It might be clear at this point that I find a particular inspiration and glee in the objects cycling takes from other walks of life (who would walk?!?!) and makes them ours, like a milk crate for example or a blood transfusion.
Another example is electrical tape (ET).
Now, as a not-very-handy person, I have done my share of no-budget electrical work: screw ground wire to mounting point, use wire nut to connect the white to the white and the black to the black, cram it all back into the wall/ceiling, flip switch, et voila! Light!! And on those few occasions where I have remembered to shut the breaker off and not given myself the no-budget electro-convulsive-therapy to remind myself why electricians get paid good money, I’ve even applied ET in the manner you might find outlined in the instructions, if such a thing existed.
Much more often than not though, I use ET for one thing, and that’s wrapping handlebars. My supply even lives in the section of my tool chest reserved for bike tools, nestled there next to the lockring thing-a-ma-jigger and the mysterious fourth-hand tool, also known as the cable-stretch-doinker.
Electrical tape is so good at securing bar tape to handlebars that everyone I know throws out the short sections of tape that come with a fresh roll, the bits that are made to do what ET does better. I suppose it’s possible we’ve all been employing this janky-ass solution so long that we’ve come to expect to see electrical tape finishing off a wrap job.
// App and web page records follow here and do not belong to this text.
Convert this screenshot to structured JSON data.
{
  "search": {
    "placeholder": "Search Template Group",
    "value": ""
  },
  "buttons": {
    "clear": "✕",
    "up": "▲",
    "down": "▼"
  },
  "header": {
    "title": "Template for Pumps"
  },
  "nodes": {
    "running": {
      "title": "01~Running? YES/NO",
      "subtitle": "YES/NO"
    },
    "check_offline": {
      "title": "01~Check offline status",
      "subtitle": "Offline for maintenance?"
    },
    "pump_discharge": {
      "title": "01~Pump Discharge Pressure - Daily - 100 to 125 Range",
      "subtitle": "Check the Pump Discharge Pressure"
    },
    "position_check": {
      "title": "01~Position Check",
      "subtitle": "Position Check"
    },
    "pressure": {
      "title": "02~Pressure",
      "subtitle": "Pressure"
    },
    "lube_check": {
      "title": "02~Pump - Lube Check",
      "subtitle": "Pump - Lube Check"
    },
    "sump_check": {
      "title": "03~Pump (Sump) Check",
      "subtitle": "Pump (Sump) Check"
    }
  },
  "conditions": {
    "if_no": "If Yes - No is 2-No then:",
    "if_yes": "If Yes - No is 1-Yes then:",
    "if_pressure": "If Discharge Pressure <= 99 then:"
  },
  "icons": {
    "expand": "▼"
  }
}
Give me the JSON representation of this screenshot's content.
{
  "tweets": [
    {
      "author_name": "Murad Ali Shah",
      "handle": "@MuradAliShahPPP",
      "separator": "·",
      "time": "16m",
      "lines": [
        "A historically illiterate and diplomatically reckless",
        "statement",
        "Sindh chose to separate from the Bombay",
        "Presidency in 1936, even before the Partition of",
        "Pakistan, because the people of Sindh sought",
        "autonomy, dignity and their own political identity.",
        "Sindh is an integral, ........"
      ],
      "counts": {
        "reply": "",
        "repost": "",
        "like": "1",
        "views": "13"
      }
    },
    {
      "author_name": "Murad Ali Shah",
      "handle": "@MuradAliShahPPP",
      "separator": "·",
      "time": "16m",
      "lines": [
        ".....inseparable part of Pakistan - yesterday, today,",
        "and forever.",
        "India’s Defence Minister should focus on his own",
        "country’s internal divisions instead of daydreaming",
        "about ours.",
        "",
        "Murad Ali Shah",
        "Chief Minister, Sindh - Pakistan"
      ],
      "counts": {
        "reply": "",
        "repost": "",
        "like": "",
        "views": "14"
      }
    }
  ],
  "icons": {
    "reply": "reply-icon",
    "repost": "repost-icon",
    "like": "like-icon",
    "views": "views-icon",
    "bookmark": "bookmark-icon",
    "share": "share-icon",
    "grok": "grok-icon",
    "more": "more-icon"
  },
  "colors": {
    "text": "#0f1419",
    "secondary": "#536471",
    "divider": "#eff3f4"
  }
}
Maybe we’ve brainwashed ourselves into thinking it’s better, when really it’s just what we’ve always done.
The thinness of ET makes it a better solution than most of the purpose-made tapes, and it has the perfect degree of adhesion too, I can pull it off over and over without shredding the precious bar tape’s cork/foam/gel, and I’m going to be doing wrapping and rewrapping, because as bad as I am at it, I’m even worse at riding around with badly wrapped bars.
Here too, the staggering cheapness of ET boosts its consumer value, because if it cost a lot, I wouldn’t feel comfortable throwing so much away, just to get 2.5 inches of perfectly-aligned and unwrinkled ET applied to my bi-annual rewrap.
Unlike when we were new to this whole ritual, now if you go to the hardware store you’ll find ET in a wide array of colors, so you can even match yours to the paint job on your bike, the anodization of your components, or to your birthstone. I’m not judging (JK, I’m totally judging. The only acceptable color is black).
ET has other, cycling-specific, off-label uses as well. It secures cable housing to bars in just the right way. I’ve seen it used to mitigate cable rub with liberal application at both headtube and downtube. ET will tell you exactly how far to insert your seatpost, and in a pinch, it’ll secure that rag you jammed between the two bikes on your hitchrack to keep them from cannibalizing each other on the way to the ride.
I’ve even seen water bottle cages ET’d onto a frame after the frame’s rivnuts gave up the ghost. This I can’t approve of, even if it is effective, because it tells me you don’t love your bike, and every bike deserves to be loved. Don’t be a monster. Put the tape away.
Here’s how you know that ET is a perfect product. Park Tool doesn’t make any. As part of the deep research I performed for this column, I went to the Park website and searched for “tape.” They’d sell me a tape measure, a frame tap, and even a pair of scissors for cutting my ET, but the great blue dictator of bike maintenance can’t improve on electrical tape and that should tell you all you need to know.